Avni, like most products, will remain in active development for very long time. New features continuously get added, releases come out once or twice a month, patches for defects are fixed many times a month. If one runs it on-premise, the servers would need to be updated with the latest changes. As the product evolves the way it is installed also evolves. If one is not frequently updating the product, the cost of upgrade starts accumulating. On-premise deployment, also means that the app on Android PlayStore cannot be used and one needs build, host and version their own apk.
There are two types of economy of scale that one gets with cloud deployment.
- Shared infrastructure - Most server infrastructures are poorly utilised, with servers running much below their capacity. With cloud infrastructure since the servers are shared.
- Common services - All activities related to management of the infrastructure and the services, benefits everyone.
While cost component is intuitively understood. The quality component is no so much.

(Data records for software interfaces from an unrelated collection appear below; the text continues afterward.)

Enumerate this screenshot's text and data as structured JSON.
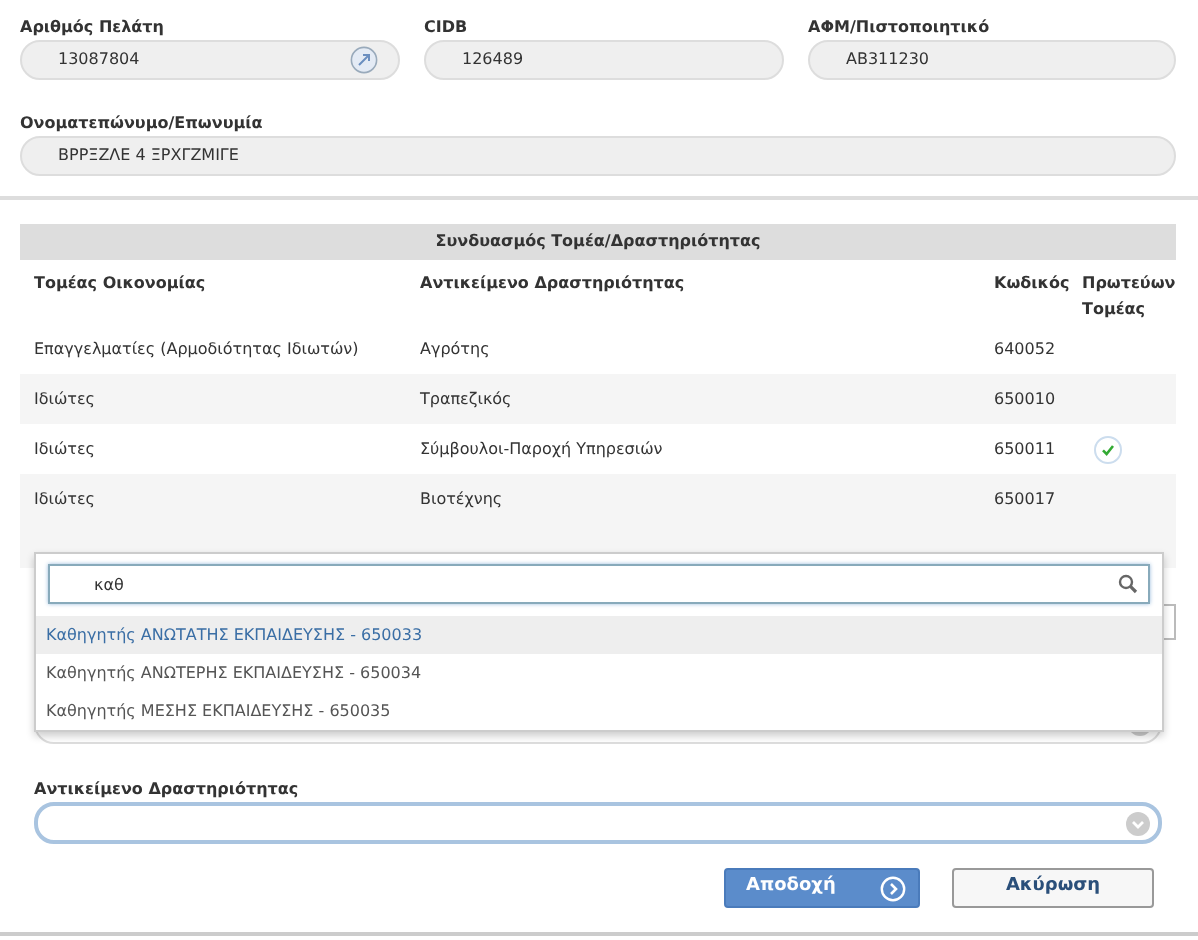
{
  "customer_fields": [
    {
      "label": "Αριθμός Πελάτη",
      "value": "13087804",
      "kind": "link"
    },
    {
      "label": "CIDB",
      "value": "126489",
      "kind": "plain"
    },
    {
      "label": "ΑΦΜ/Πιστοποιητικό",
      "value": "ΑΒ311230",
      "kind": "plain"
    }
  ],
  "name_field": {
    "label": "Ονοματεπώνυμο/Επωνυμία",
    "value": "ΒΡΡΞΖΛΕ  4 ΞΡΧΓΖΜΙΓΕ"
  },
  "table": {
    "title": "Συνδυασμός Τομέα/Δραστηριότητας",
    "columns": [
      "Τομέας Οικονομίας",
      "Αντικείμενο Δραστηριότητας",
      "Κωδικός",
      "Πρωτεύων Τομέας"
    ],
    "rows": [
      {
        "sector": "Επαγγελματίες (Αρμοδιότητας Ιδιωτών)",
        "activity": "Αγρότης",
        "code": "640052",
        "primary": false
      },
      {
        "sector": "Ιδιώτες",
        "activity": "Τραπεζικός",
        "code": "650010",
        "primary": false
      },
      {
        "sector": "Ιδιώτες",
        "activity": "Σύμβουλοι-Παροχή Υπηρεσιών",
        "code": "650011",
        "primary": true
      },
      {
        "sector": "Ιδιώτες",
        "activity": "Βιοτέχνης",
        "code": "650017",
        "primary": false
      }
    ]
  },
  "dropdown": {
    "search_value": "καθ",
    "options": [
      {
        "label": "Καθηγητής ΑΝΩΤΑΤΗΣ ΕΚΠΑΙΔΕΥΣΗΣ - 650033",
        "selected": true
      },
      {
        "label": "Καθηγητής ΑΝΩΤΕΡΗΣ ΕΚΠΑΙΔΕΥΣΗΣ - 650034",
        "selected": false
      },
      {
        "label": "Καθηγητής ΜΕΣΗΣ ΕΚΠΑΙΔΕΥΣΗΣ - 650035",
        "selected": false
      }
    ]
  },
  "activity_select": {
    "label": "Αντικείμενο Δραστηριότητας"
  },
  "buttons": [
    {
      "label": "Αποδοχή",
      "kind": "primary"
    },
    {
      "label": "Ακύρωση",
      "kind": "secondary"
    }
  ]
}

The shared common improves in its quality because it receives inputs from all the customers and all their users.
When servers are hosted on the cloud, many of the infrastructure services like backup, restore, data encryption, server, secure access, firewalls, monitoring are implemented is a high quality fashion for you, by the provider. Replicating this at each in-premise deployment is difficult.
Here are some common questions regarding cloud services that organisations ask.
Who will own my data?
A big reason for organisations to not use cloud services is the worry that they might lose ownership of data. The service automatically provides reports and a complete download of data on-demand. Ownership of data always belongs to the subscribing organization (you!). The hosting organisation does not have privileges to use the actual data for their own purposes, enforceable legally and also technically.
How safe is data in the cloud?
Most organisations that run servers on their own are also aware of how their data is being backed up. Not knowing the mechanisms of backup causes that feeling of loss of control.
- The cloud provider has redundancies to ensure disk failures do not cause loss of data or downtime.
- Prior to software upgrade full database backup can be taken (or snapshotted) by the service provider.
- Additionally when the database is encrypted, the cloud provider cannot read data stored in their infrastructure. All transport of data is also encrypted uses the https protocol. So, nobody can read the data when it travels between the server and the client.
Who else can see my organization's data?
The multi-tenant design of Avni disallows organizations from viewing data of other organizations. The separation of data is built into the software and the database access. Additionally when the database is encrypted, the cloud provider cannot read data stored in their infrastructure. All transport of data is encrypted uses the https protocol. So, nobody can read the data when it travels between the server and the client.
Technical support staff - For resolving bugs or issues during production, a limited set of Technical support staff do require access to the data, with appropriate checks and audit control in place. The best (and probably only) way to handle this problem would be to ask the support staff to sign a non-disclosure agreement - and ensure access to systems is logged and auditable.
Updated almost 2 years ago